Bill Clinton is never at a loss for company. When he's not globe-trotting or charming audiences for as much as $400,000 a speech, he's often schmoozing visitors in his suite of offices in Harlem. Last July, the former president sat down with a billionaire impressed with the William J. Clinton Foundation's campaign against AIDS in Africa. The two men chatted amiably over lunch for more than two hours, and the visitor pledged to write Clinton's foundation a generous check. But there was something unusual, if not plain weird, about the meeting. NEWSWEEK has learned that the billionaire so eager to endear himself to the former president was Richard Mellon Scaife—once the Clintons' archenemy and best-known as the man behind a "vast, right-wing conspiracy" that Hillary Clinton said was out to destroy them.

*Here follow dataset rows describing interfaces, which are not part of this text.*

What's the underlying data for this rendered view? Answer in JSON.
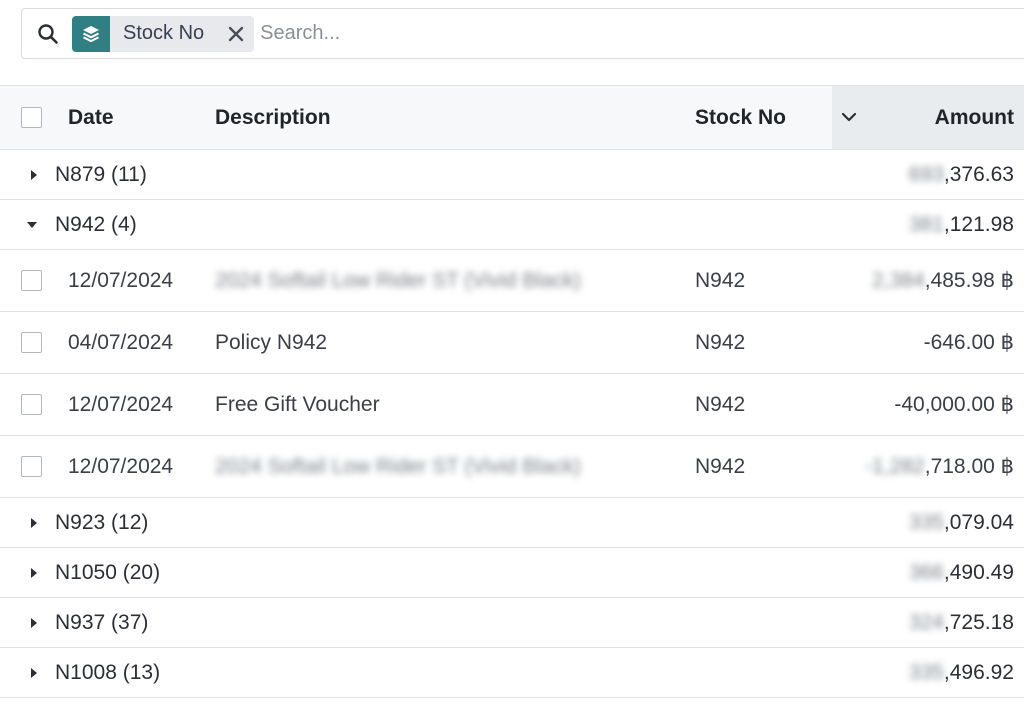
{
  "search": {
    "facet_label": "Stock No",
    "placeholder": "Search..."
  },
  "table": {
    "columns": {
      "date": "Date",
      "description": "Description",
      "stock_no": "Stock No",
      "amount": "Amount"
    },
    "groups": [
      {
        "label": "N879 (11)",
        "amount_hidden": "693",
        "amount_visible": ",376.63",
        "expanded": false
      },
      {
        "label": "N942 (4)",
        "amount_hidden": "381",
        "amount_visible": ",121.98",
        "expanded": true,
        "rows": [
          {
            "date": "12/07/2024",
            "description": "2024 Softail Low Rider ST (Vivid Black)",
            "description_blurred": true,
            "stock_no": "N942",
            "amount_hidden": "2,384",
            "amount_visible": ",485.98 ฿"
          },
          {
            "date": "04/07/2024",
            "description": "Policy N942",
            "description_blurred": false,
            "stock_no": "N942",
            "amount_hidden": "",
            "amount_visible": "-646.00 ฿"
          },
          {
            "date": "12/07/2024",
            "description": "Free Gift Voucher",
            "description_blurred": false,
            "stock_no": "N942",
            "amount_hidden": "",
            "amount_visible": "-40,000.00 ฿"
          },
          {
            "date": "12/07/2024",
            "description": "2024 Softail Low Rider ST (Vivid Black)",
            "description_blurred": true,
            "stock_no": "N942",
            "amount_hidden": "-1,282",
            "amount_visible": ",718.00 ฿"
          }
        ]
      },
      {
        "label": "N923 (12)",
        "amount_hidden": "335",
        "amount_visible": ",079.04",
        "expanded": false
      },
      {
        "label": "N1050 (20)",
        "amount_hidden": "366",
        "amount_visible": ",490.49",
        "expanded": false
      },
      {
        "label": "N937 (37)",
        "amount_hidden": "324",
        "amount_visible": ",725.18",
        "expanded": false
      },
      {
        "label": "N1008 (13)",
        "amount_hidden": "335",
        "amount_visible": ",496.92",
        "expanded": false
      }
    ]
  },
  "colors": {
    "facet_accent": "#2f7f83",
    "header_bg": "#f7f8fa",
    "sort_header_bg": "#e9ecef",
    "border": "#dee2e6"
  },
  "icons": {
    "search": "search-icon",
    "facet": "layers-icon",
    "facet_close": "close-icon",
    "sort": "chevron-down-icon",
    "collapsed": "caret-right-icon",
    "expanded": "caret-down-icon"
  }
}
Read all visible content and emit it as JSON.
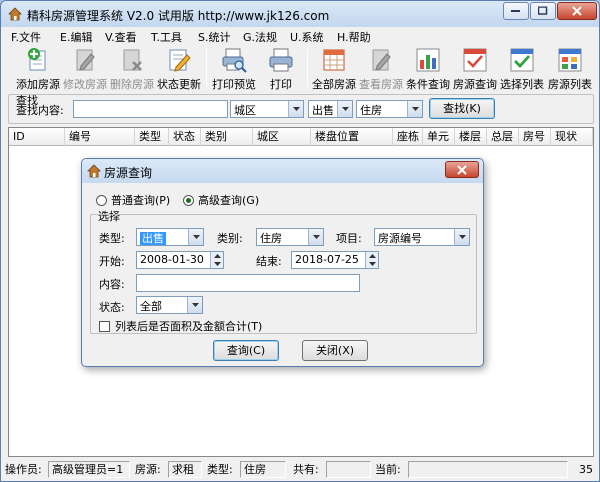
{
  "window": {
    "title": "精科房源管理系统 V2.0  试用版 http://www.jk126.com"
  },
  "menu": [
    {
      "label": "F.文件"
    },
    {
      "label": "E.编辑"
    },
    {
      "label": "V.查看"
    },
    {
      "label": "T.工具"
    },
    {
      "label": "S.统计"
    },
    {
      "label": "G.法规"
    },
    {
      "label": "U.系统"
    },
    {
      "label": "H.帮助"
    }
  ],
  "toolbar": [
    {
      "label": "添加房源",
      "icon": "add-house-icon",
      "enabled": true
    },
    {
      "label": "修改房源",
      "icon": "edit-house-icon",
      "enabled": false
    },
    {
      "label": "删除房源",
      "icon": "delete-house-icon",
      "enabled": false
    },
    {
      "label": "状态更新",
      "icon": "status-update-icon",
      "enabled": true
    },
    {
      "label": "打印预览",
      "icon": "print-preview-icon",
      "enabled": true
    },
    {
      "label": "打印",
      "icon": "printer-icon",
      "enabled": true
    },
    {
      "label": "全部房源",
      "icon": "calendar-grid-icon",
      "enabled": true
    },
    {
      "label": "查看房源",
      "icon": "view-house-icon",
      "enabled": false
    },
    {
      "label": "条件查询",
      "icon": "bar-chart-icon",
      "enabled": true
    },
    {
      "label": "房源查询",
      "icon": "house-search-icon",
      "enabled": true
    },
    {
      "label": "选择列表",
      "icon": "check-list-icon",
      "enabled": true
    },
    {
      "label": "房源列表",
      "icon": "house-list-icon",
      "enabled": true
    }
  ],
  "search": {
    "legend": "查找",
    "content_label": "查找内容:",
    "content_value": "",
    "district": "城区",
    "deal_type": "出售",
    "property_type": "住房",
    "empty_combo": "",
    "button": "查找(K)"
  },
  "grid": {
    "columns": [
      "ID",
      "编号",
      "类型",
      "状态",
      "类别",
      "城区",
      "楼盘位置",
      "座栋",
      "单元",
      "楼层",
      "总层",
      "房号",
      "现状"
    ]
  },
  "status": {
    "operator_label": "操作员:",
    "operator_value": "高级管理员=1",
    "source_label": "房源:",
    "source_value": "求租",
    "type_label": "类型:",
    "type_value": "住房",
    "total_label": "共有:",
    "total_value": "",
    "current_label": "当前:",
    "current_value": "",
    "count": "35"
  },
  "dialog": {
    "title": "房源查询",
    "radio_normal": "普通查询(P)",
    "radio_advanced": "高级查询(G)",
    "selected_mode": "advanced",
    "group_legend": "选择",
    "type_label": "类型:",
    "type_value": "出售",
    "category_label": "类别:",
    "category_value": "住房",
    "item_label": "项目:",
    "item_value": "房源编号",
    "start_label": "开始:",
    "start_value": "2008-01-30",
    "end_label": "结束:",
    "end_value": "2018-07-25",
    "content_label": "内容:",
    "content_value": "",
    "state_label": "状态:",
    "state_value": "全部",
    "checkbox_label": "列表后是否面积及金额合计(T)",
    "checkbox_checked": false,
    "query_button": "查询(C)",
    "close_button": "关闭(X)"
  }
}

Scaife was no run-of-the-mill Clinton hater. In the 1990s, the heir to the Mellon banking fortune contributed millions to efforts to dig up dirt on President Clinton. He backed the Clinton-bashing American Spectator magazine, whose muckrakers produced lurid stories about Clinton's alleged financial improprieties and trysts. Scaife also financed a probe called the Arkansas Project that tried, among other things, to show that Clinton, while Arkansas governor, protected drug runners.
The Arkansas Project largely came up empty, and most of the stories were ignored by all but the most avid Clinton antagonists. But one Scaife-backed conspiracy theory got widespread attention. In 1993, White House aide and Clinton friend Vince Foster was found dead of a gunshot wound in a park outside Washington, D.C. Three official investigations concluded the death was a suicide. Yet Scaife dollars helped promote assertions that Foster had been murdered—the not-so-subtle subtext being that the Clintons had something to do with it. Scaife hired Christopher Ruddy, a reporter who doggedly pursued the conspiracy theory in a Scaife newspaper, the Pittsburgh Tribune-Review. Though discredited, the story resonated with people who believed Clinton was hiding dark secrets. Scaife and Ruddy later started Newsmax, a Web site and magazine that attacks their enemies and lauds their heroes.
Bill Clinton now finds himself the unlikeliest of Scaife heroes. Last month Ruddy posted a softball interview with Clinton on the Newsmax site (sample question: "What is the best thing about being an ex-president?"). A worshipful cover story followed in the current edition of the magazine. Clinton, it gushed, is "a political and cultural powerhouse" who is "part Merlin and part Midas—a politician with a magical touch."
What is going on here? Scaife declined to comment, but Ruddy tells NEWSWEEK he and Scaife believe Clinton's life since leaving office has been "very laudable," and that he is doing "very important work representing the country when the U.S. is widely resented in the world." He said they never suggested Clinton was involved in Foster's death, and insisted they were not among those hyping alleged Clinton sex scandals, though he acknowledged their work may have encouraged others.
Whatever the reasons for Scaife's change of heart, it's not hard to figure out why the Clintons would embrace a former nemesis. As they prepared for Hillary's presidential run, the Clintons made quiet attempts to disarm, or at least neutralize, some of their most vocal opponents. Last year Hillary accepted an offer from Rupert Murdoch (who always hedges his bets) to host a fund-raiser for her Senate campaign. The New York Times reported that the Clinton camp has also made efforts to open a line of communication to blogger Matt Drudge, who has served as a conduit for anti-Clinton GOP leaks.
Ruddy, who accompanied Scaife to the Clinton lunch, says the peacemaking meeting came about after former New York City mayor Ed Koch offered to put the two together. (Koch declined to comment.) Clinton, pouring on the charm, greeted Scaife like an old friend. "President Clinton believes in redemption and moving forward," says spokeswoman Jennifer Hanley. Ruddy says they talked about Clinton's charitable work and avoided opening old wounds. After receiving the full Bill treatment, Scaife left with a new outlook on the man he had once set out to crush. Scaife isn't ready to sign on to Hillary's campaign—he's still a Republican. But his lawyer, Yale Gutnick, says Bill Clinton and Richard Mellon Scaife are now members of a "mutual admiration society." Cue the apocalypse.